▶ **Action item**
Report all lines from the entries below in which "flag" appears.

▶ **Data supplied**
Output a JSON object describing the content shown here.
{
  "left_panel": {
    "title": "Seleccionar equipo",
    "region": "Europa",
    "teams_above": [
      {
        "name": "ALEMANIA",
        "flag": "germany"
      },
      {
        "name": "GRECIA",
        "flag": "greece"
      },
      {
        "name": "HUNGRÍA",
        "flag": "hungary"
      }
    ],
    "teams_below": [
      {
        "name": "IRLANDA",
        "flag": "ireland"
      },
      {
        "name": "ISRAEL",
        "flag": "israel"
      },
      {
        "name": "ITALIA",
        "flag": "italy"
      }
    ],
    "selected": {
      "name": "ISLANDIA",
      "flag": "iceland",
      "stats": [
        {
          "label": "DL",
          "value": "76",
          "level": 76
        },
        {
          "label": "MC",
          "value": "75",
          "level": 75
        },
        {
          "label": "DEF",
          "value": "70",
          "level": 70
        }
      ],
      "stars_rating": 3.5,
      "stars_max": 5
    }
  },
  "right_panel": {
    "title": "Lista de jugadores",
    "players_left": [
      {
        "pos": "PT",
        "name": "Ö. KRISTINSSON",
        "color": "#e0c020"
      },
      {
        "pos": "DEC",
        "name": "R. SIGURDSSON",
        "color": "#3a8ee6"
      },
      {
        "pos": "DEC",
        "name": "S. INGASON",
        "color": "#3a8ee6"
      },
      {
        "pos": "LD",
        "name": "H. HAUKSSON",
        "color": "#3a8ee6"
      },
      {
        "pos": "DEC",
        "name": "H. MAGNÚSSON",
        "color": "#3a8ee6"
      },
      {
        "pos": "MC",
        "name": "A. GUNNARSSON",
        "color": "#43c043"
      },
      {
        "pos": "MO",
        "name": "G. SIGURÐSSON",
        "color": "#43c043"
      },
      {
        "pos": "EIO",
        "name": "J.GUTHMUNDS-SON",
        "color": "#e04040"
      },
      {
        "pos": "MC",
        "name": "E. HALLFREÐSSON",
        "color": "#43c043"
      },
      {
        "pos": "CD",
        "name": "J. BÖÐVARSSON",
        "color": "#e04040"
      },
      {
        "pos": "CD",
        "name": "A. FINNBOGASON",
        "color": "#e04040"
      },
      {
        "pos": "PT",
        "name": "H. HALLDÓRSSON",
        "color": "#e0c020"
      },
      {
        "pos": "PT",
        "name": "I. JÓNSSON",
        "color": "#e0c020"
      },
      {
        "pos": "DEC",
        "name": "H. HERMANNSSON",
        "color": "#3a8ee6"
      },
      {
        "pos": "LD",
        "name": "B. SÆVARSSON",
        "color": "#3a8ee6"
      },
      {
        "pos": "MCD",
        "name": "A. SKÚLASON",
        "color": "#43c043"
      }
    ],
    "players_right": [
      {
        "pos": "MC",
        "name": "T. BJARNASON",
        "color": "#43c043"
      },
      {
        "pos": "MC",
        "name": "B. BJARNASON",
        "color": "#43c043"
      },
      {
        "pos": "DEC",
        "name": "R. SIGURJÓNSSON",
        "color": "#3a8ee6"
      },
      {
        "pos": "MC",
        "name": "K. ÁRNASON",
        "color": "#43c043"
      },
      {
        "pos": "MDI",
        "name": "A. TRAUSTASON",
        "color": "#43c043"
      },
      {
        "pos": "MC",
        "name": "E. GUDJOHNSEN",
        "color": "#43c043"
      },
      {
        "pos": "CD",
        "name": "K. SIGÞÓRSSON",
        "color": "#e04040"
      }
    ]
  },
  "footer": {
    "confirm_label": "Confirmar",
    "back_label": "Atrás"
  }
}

▶ **Task output**
        "flag": "germany"
        "flag": "greece"
        "flag": "hungary"
        "flag": "ireland"
        "flag": "israel"
        "flag": "italy"
      "flag": "iceland",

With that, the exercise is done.